I find it so frustrating. I love the X-Men. I love what they stand for. And I wish the people in charge would actually put in the effort needed to truly stand for the same things. I want them to have diverse casts in all the X-titles, especially the flagships. And I want them to bring in some writers from marginalized groups, including on the flagships. And I just don’t get how a franchise built around being a metaphor for marginalized groups can be so frigging awful at representation.
Yeah, Generation X will be diverse. The youth books always are. New Mutants had a diverse cast. Generation X had a diverse cast. New X-Men had a diverse cast. And the characters always get relegated to tertiary books or limbo.
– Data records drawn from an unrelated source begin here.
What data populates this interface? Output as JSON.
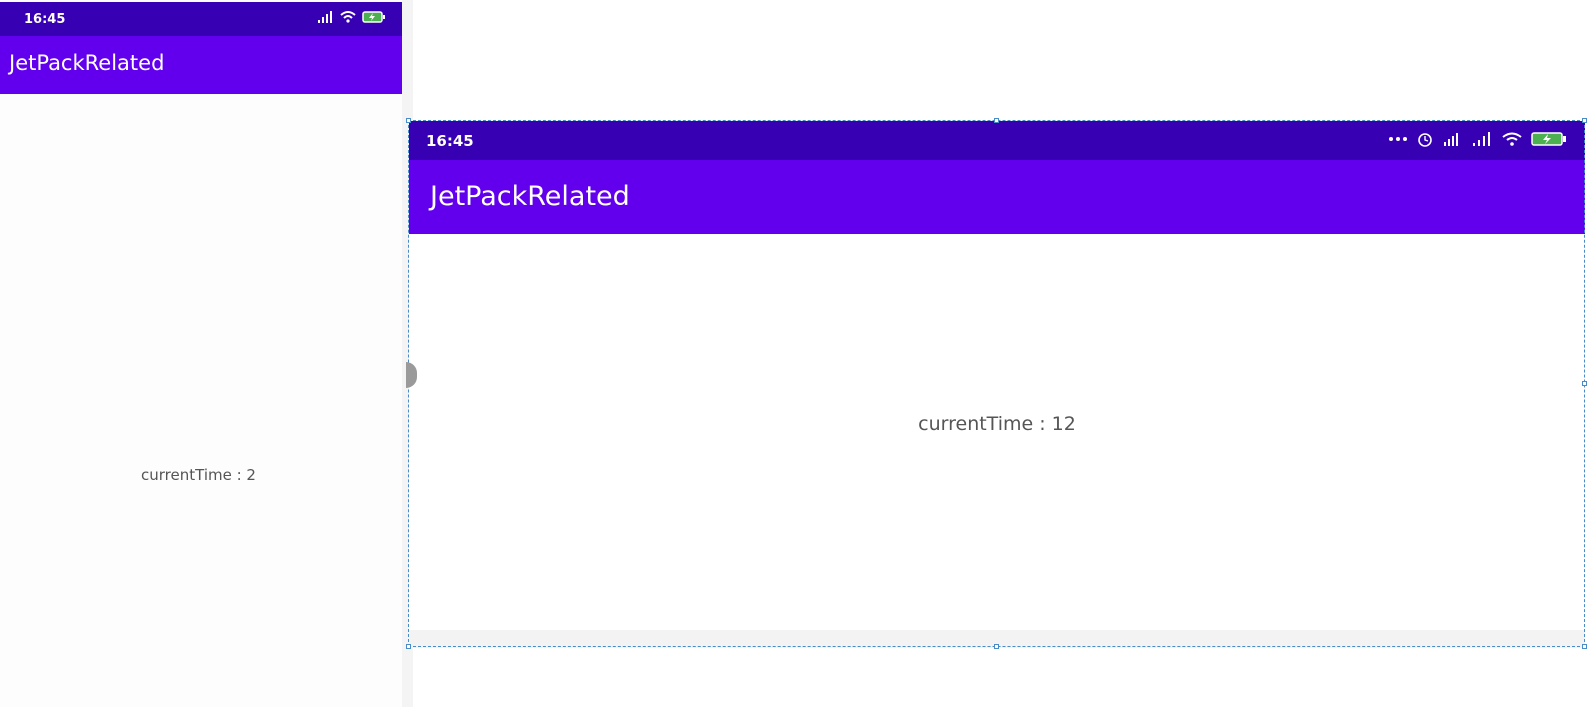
{
  "left_phone": {
    "status_time": "16:45",
    "app_title": "JetPackRelated",
    "current_time_label": "currentTime : 2"
  },
  "right_phone": {
    "status_time": "16:45",
    "app_title": "JetPackRelated",
    "current_time_label": "currentTime : 12"
  },
  "colors": {
    "status_bar": "#3700b3",
    "app_bar": "#6200ee",
    "selection_border": "#4a8cc8"
  },
  "icons": [
    "signal-icon",
    "wifi-icon",
    "battery-charging-icon",
    "more-dots-icon",
    "alarm-icon",
    "hd-signal-icon"
  ]
}
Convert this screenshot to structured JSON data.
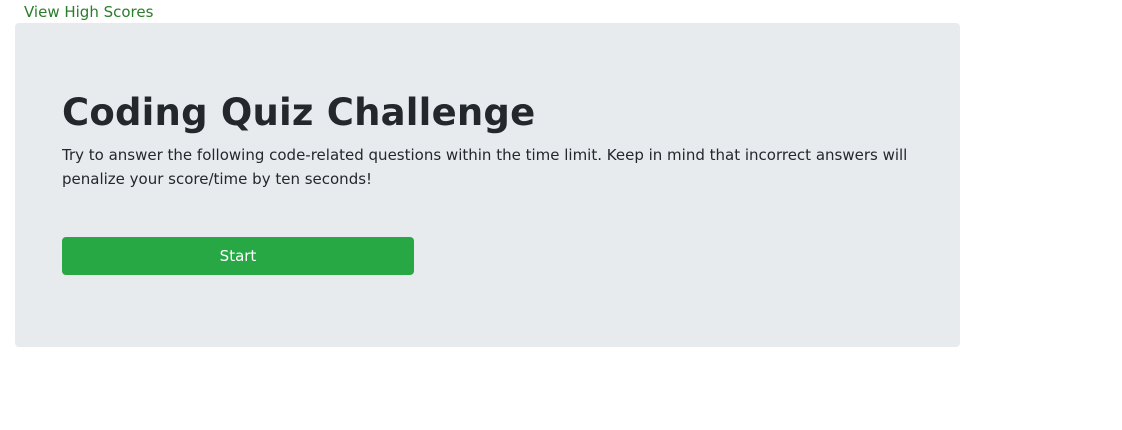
{
  "header": {
    "highscores_label": "View High Scores"
  },
  "quiz": {
    "title": "Coding Quiz Challenge",
    "description": "Try to answer the following code-related questions within the time limit. Keep in mind that incorrect answers will penalize your score/time by ten seconds!",
    "start_label": "Start"
  },
  "colors": {
    "link": "#2a7d2a",
    "panel_bg": "#e8ebee",
    "button": "#28a745",
    "text": "#23282d"
  }
}
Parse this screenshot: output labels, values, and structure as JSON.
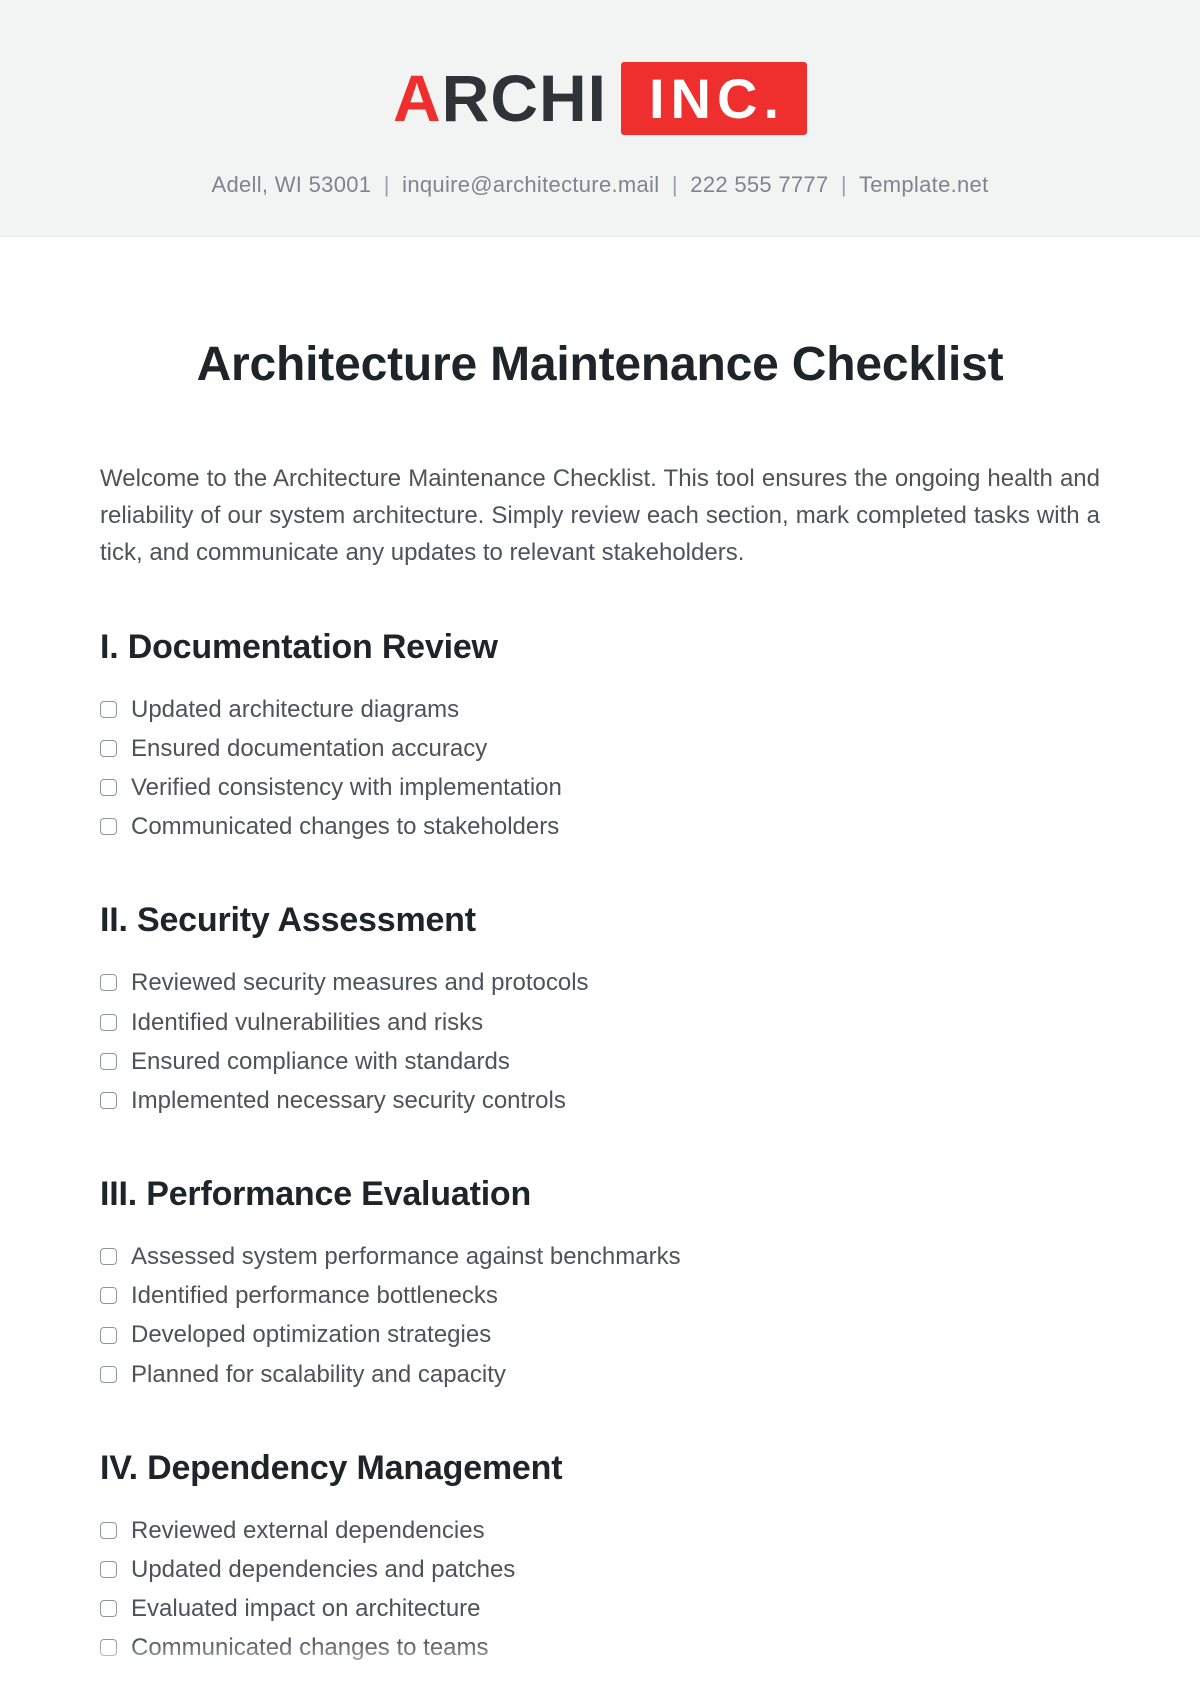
{
  "header": {
    "logo_archi_letter": "A",
    "logo_archi_rest": "RCHI",
    "logo_inc": "INC.",
    "contact": {
      "address": "Adell, WI 53001",
      "email": "inquire@architecture.mail",
      "phone": "222 555 7777",
      "site": "Template.net"
    }
  },
  "title": "Architecture Maintenance Checklist",
  "intro": "Welcome to the Architecture Maintenance Checklist. This tool ensures the ongoing health and reliability of our system architecture. Simply review each section, mark completed tasks with a tick, and communicate any updates to relevant stakeholders.",
  "sections": [
    {
      "heading": "I. Documentation Review",
      "items": [
        "Updated architecture diagrams",
        "Ensured documentation accuracy",
        "Verified consistency with implementation",
        "Communicated changes to stakeholders"
      ]
    },
    {
      "heading": "II. Security Assessment",
      "items": [
        "Reviewed security measures and protocols",
        "Identified vulnerabilities and risks",
        "Ensured compliance with standards",
        "Implemented necessary security controls"
      ]
    },
    {
      "heading": "III. Performance Evaluation",
      "items": [
        "Assessed system performance against benchmarks",
        "Identified performance bottlenecks",
        "Developed optimization strategies",
        "Planned for scalability and capacity"
      ]
    },
    {
      "heading": "IV. Dependency Management",
      "items": [
        "Reviewed external dependencies",
        "Updated dependencies and patches",
        "Evaluated impact on architecture",
        "Communicated changes to teams"
      ]
    }
  ]
}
Of the New Mutants, Cannonball and Illyana became official X-Men, and joined the casts of flagship X-titles. The rest were kept in X-Force or X-Factor, at best. Generation X was arguably the most successful. Husk and Chamber both became official X-Men in flagship titles . . . that no one actually remembers. And Monet, bucking the trend, has become a young POC in a flagship, by joining Uncanny X-Men . . . which is a villain book. Of the New X-Men, basically none of them have actually amounted to anything. Laura, of course. Pixie became an official X-Man in a flagship title for a little while. Anole’s part of the supporting cast of EXM, but he’s still an X-Man in training, and he’s not a major part of the book. But for the most part, the New X-Men characters don’t matter. This happens over and over. We get a book of X-Men-in-training, and once their book ends, they get tossed into the background, because they’re not allowed to actually become X-Men, because the same goddamn straight white people get all the focus. Dani’s not allowed to be an X-Man, because they need a slot for Nightcrawler, instead.
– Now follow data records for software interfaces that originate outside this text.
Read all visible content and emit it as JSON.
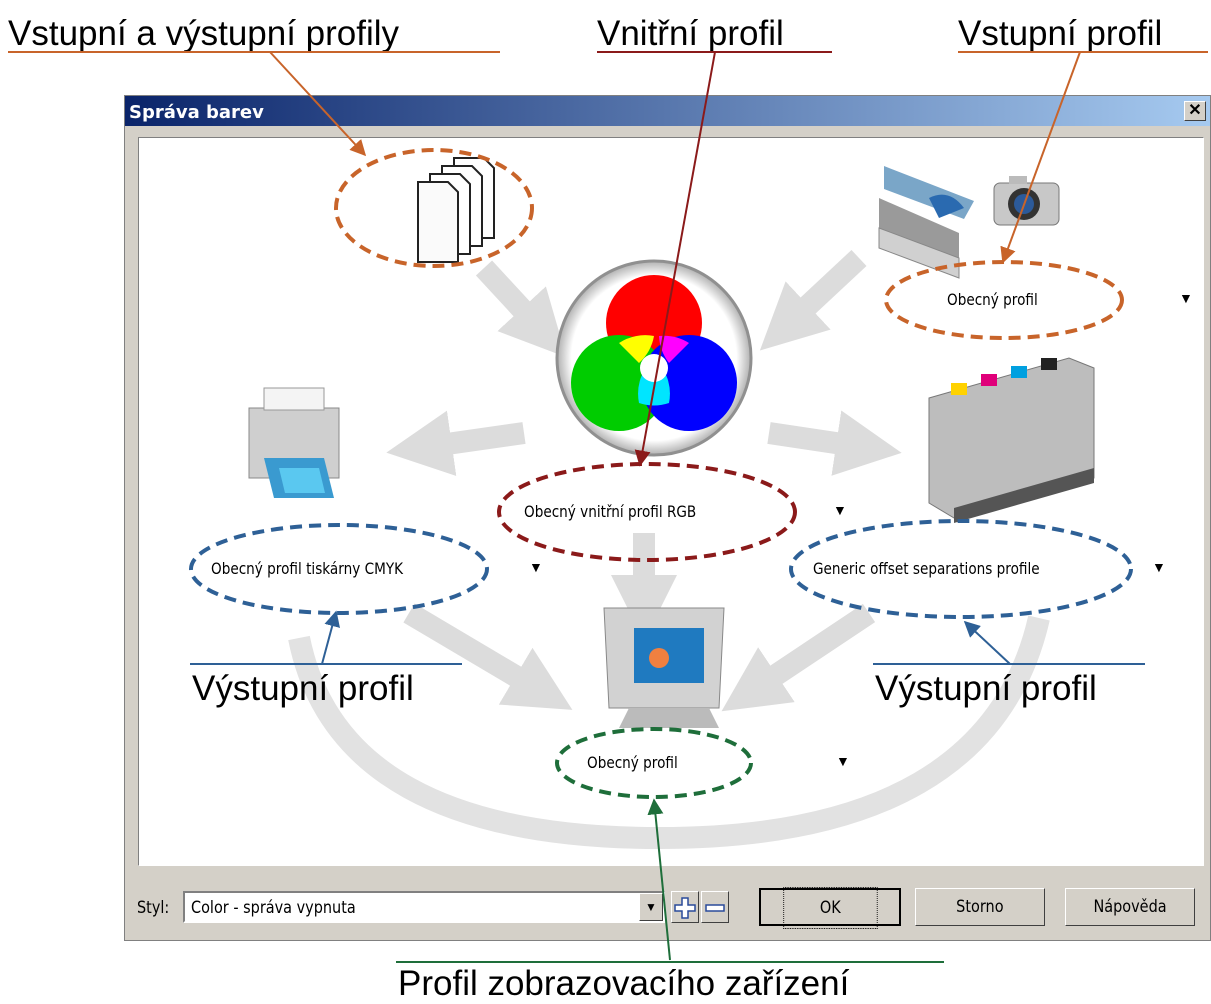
{
  "callouts": {
    "io_profiles": "Vstupní a výstupní profily",
    "internal_profile": "Vnitřní profil",
    "input_profile": "Vstupní profil",
    "output_profile_left": "Výstupní profil",
    "output_profile_right": "Výstupní profil",
    "display_profile": "Profil zobrazovacího zařízení"
  },
  "dialog": {
    "title": "Správa barev",
    "close_glyph": "✕",
    "scanner_profile": "Obecný profil",
    "internal_rgb_profile": "Obecný vnitřní profil RGB",
    "printer_profile": "Obecný profil tiskárny CMYK",
    "press_profile": "Generic offset separations profile",
    "monitor_profile": "Obecný profil",
    "dropdown_glyph": "▼",
    "style_label": "Styl:",
    "style_value": "Color - správa vypnuta",
    "ok": "OK",
    "cancel": "Storno",
    "help": "Nápověda"
  },
  "colors": {
    "orange": "#c8642a",
    "dark_red": "#8b1a1a",
    "blue": "#2e6096",
    "green": "#1e6e3a",
    "title_start": "#0a246a",
    "title_end": "#a6caf0"
  },
  "icons": [
    "documents-icon",
    "scanner-icon",
    "camera-icon",
    "rgb-circles-icon",
    "printer-icon",
    "offset-press-icon",
    "monitor-icon"
  ]
}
It just frustrates me, so much, how few shits the X-office actually gives about diversity and representation. They don’t give a shit. They don’t. They don’t care enough to have diverse casts. They sure as hell don’t care enough to have diverse creators. They just. Don’t. Care. And I’m fed up with it. I am done with this shit. I’m not buying Blue or Gold. I have limited funds each month, and quite frankly, I’d rather put my money towards something new. I’d rather support progress, and the X-Men office has made it crystal clear that they don’t want progress. So screw ’em. If Taylor continues to write Laura as Wolverine, I’ll keep buying that. If they bring in a writer who isn’t a straight white guy on any of the remaining books, I’ll get that book. But a straight white guy on a book about a bunch of straight white people? No. To hell with you, X-office. Get your shit together. What you’re doing is not OK.
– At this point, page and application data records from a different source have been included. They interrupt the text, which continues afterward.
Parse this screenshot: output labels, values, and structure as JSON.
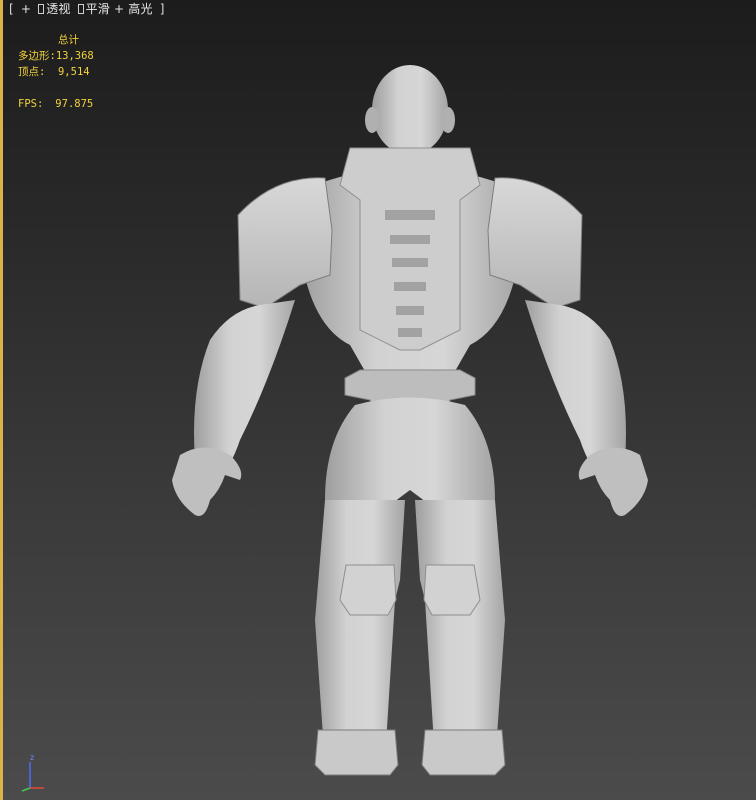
{
  "viewport": {
    "label": {
      "open_bracket": "[",
      "plus_menu": "+",
      "view_menu": "透视",
      "shading_menu": "平滑 + 高光",
      "close_bracket": "]"
    },
    "stats": {
      "total_label": "总计",
      "polygons_label": "多边形:",
      "polygons_value": "13,368",
      "vertices_label": "顶点:",
      "vertices_value": "9,514",
      "fps_label": "FPS:",
      "fps_value": "97.875"
    },
    "axis": {
      "z_label": "z"
    },
    "colors": {
      "active_border": "#d9b44a",
      "stats_text": "#f2d23a",
      "model_fill": "#c8c8c8",
      "axis_z": "#4a6cff",
      "axis_x": "#e04a3a"
    }
  }
}
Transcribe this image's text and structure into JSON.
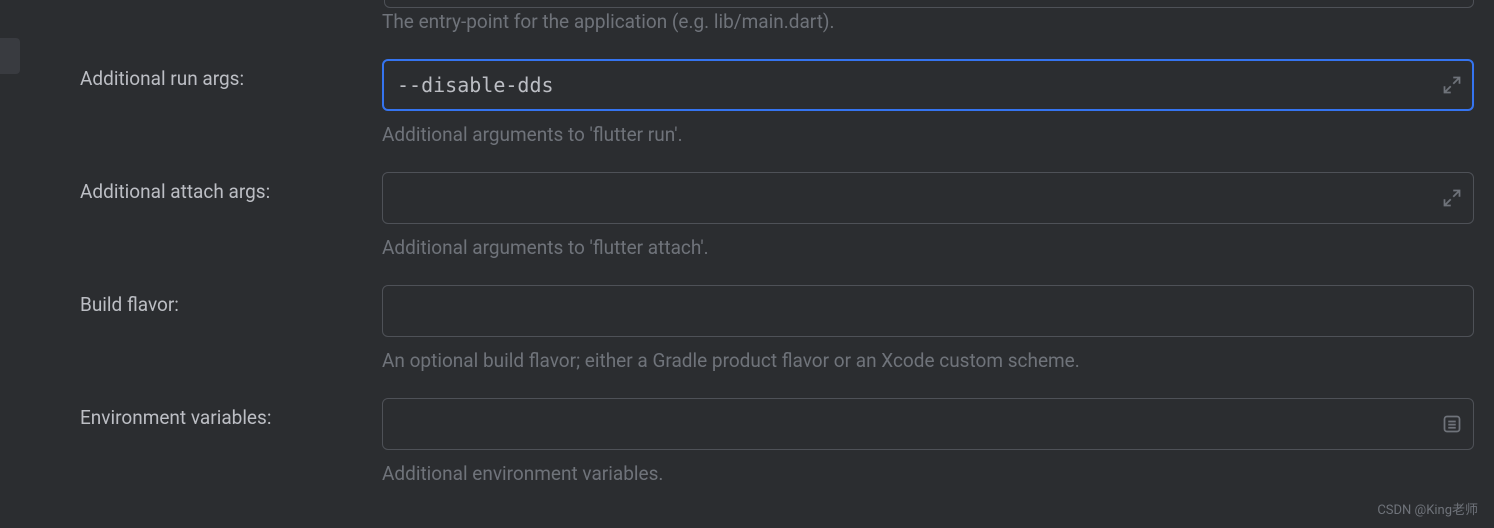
{
  "top_hint": "The entry-point for the application (e.g. lib/main.dart).",
  "fields": {
    "additional_run_args": {
      "label": "Additional run args:",
      "value": "--disable-dds",
      "hint": "Additional arguments to 'flutter run'."
    },
    "additional_attach_args": {
      "label": "Additional attach args:",
      "value": "",
      "hint": "Additional arguments to 'flutter attach'."
    },
    "build_flavor": {
      "label": "Build flavor:",
      "value": "",
      "hint": "An optional build flavor; either a Gradle product flavor or an Xcode custom scheme."
    },
    "environment_variables": {
      "label": "Environment variables:",
      "value": "",
      "hint": "Additional environment variables."
    }
  },
  "watermark": "CSDN @King老师"
}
ALL THAT SAID! If Guggenheim finally has Kitty and Rachel get together as an official couple, that I will support. (Not that there’s the slimmest chance in hell of that happening, of course. They have Iceman, so why would they ever need to have other openly LGBT characters, right? So, despite all the blatant subtext, Kitty, Rachel and Storm will all remain canonically straight. I’m guessing there’ll be ship-teasing between Kitty and Peter, and probably between Storm and Logan, and maybe between Rachel and Kurt. Not a one of them will ever be allowed to be anything other than straight. Because the X-office Just Doesn’t Care.)
My schedule for the week: 12-8:30 Friday, 2:30-10:45 Sunday, 1:45-10:15 Monday. So posts Thursday, Saturday and Tuesday.
And that’s all I’ve got for this week.